START Source material

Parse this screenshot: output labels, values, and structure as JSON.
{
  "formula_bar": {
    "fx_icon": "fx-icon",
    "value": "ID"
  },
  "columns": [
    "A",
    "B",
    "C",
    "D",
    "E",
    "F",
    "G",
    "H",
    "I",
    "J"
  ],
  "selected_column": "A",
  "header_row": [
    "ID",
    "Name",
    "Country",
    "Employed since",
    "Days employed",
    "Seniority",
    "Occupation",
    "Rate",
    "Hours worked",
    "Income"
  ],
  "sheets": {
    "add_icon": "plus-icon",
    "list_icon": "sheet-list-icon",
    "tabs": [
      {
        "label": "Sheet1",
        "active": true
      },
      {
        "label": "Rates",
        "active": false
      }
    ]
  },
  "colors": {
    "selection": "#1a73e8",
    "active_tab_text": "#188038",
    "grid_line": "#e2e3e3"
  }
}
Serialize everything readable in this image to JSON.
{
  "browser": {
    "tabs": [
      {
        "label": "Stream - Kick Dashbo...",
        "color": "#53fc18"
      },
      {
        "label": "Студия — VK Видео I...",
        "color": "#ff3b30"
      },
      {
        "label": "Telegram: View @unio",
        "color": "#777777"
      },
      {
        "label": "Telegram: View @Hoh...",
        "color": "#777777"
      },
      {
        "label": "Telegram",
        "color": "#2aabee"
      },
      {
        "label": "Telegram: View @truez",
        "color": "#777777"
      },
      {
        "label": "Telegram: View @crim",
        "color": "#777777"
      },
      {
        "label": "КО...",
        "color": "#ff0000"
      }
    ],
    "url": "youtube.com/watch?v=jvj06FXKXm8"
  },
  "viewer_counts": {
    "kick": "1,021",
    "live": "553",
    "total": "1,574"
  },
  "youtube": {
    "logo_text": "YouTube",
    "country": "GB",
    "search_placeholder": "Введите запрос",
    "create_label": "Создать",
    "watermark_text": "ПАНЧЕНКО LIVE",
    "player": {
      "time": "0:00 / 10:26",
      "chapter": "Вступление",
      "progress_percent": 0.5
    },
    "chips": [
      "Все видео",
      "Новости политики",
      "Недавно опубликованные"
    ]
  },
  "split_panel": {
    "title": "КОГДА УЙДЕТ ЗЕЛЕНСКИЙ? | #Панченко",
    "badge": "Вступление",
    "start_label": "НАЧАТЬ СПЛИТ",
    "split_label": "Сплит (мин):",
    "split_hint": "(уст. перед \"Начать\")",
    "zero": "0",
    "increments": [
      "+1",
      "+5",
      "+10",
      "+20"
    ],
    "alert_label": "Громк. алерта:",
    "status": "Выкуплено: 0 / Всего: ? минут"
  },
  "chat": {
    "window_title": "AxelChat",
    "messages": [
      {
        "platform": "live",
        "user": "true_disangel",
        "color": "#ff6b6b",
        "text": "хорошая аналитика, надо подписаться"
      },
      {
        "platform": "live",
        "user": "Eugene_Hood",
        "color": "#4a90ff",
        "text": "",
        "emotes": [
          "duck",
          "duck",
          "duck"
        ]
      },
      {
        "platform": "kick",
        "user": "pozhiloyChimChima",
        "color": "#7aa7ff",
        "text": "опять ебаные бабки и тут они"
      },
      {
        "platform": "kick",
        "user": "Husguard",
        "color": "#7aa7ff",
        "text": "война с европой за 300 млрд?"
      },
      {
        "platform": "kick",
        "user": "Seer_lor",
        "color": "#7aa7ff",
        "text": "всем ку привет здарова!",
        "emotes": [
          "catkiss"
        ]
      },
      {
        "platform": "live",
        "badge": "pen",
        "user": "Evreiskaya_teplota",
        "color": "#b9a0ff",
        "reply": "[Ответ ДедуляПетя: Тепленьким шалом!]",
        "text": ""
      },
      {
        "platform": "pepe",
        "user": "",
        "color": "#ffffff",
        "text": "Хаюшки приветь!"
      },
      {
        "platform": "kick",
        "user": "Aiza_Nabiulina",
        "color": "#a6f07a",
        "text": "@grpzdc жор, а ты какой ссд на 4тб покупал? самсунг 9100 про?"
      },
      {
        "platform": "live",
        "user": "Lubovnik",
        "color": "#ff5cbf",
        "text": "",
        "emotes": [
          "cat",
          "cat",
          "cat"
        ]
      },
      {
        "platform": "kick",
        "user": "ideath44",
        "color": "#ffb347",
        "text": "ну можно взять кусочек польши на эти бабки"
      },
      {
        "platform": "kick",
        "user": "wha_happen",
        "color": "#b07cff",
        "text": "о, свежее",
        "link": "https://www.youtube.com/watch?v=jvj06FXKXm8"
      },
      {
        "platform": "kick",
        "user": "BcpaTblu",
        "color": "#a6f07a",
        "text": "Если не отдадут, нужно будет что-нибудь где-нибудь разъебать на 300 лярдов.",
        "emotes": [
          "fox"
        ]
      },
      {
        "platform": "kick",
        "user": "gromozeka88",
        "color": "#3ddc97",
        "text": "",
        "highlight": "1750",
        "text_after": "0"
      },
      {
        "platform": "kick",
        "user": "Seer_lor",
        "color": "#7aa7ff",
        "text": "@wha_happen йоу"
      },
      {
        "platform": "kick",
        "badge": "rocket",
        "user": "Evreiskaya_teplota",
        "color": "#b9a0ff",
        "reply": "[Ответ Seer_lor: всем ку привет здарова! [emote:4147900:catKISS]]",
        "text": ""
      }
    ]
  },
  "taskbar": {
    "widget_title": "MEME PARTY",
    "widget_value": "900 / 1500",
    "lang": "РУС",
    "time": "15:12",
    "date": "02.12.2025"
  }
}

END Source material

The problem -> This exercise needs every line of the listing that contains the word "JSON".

Task answer ->
Parse this screenshot: output labels, values, and structure as JSON.
Serialize everything readable in this image to JSON.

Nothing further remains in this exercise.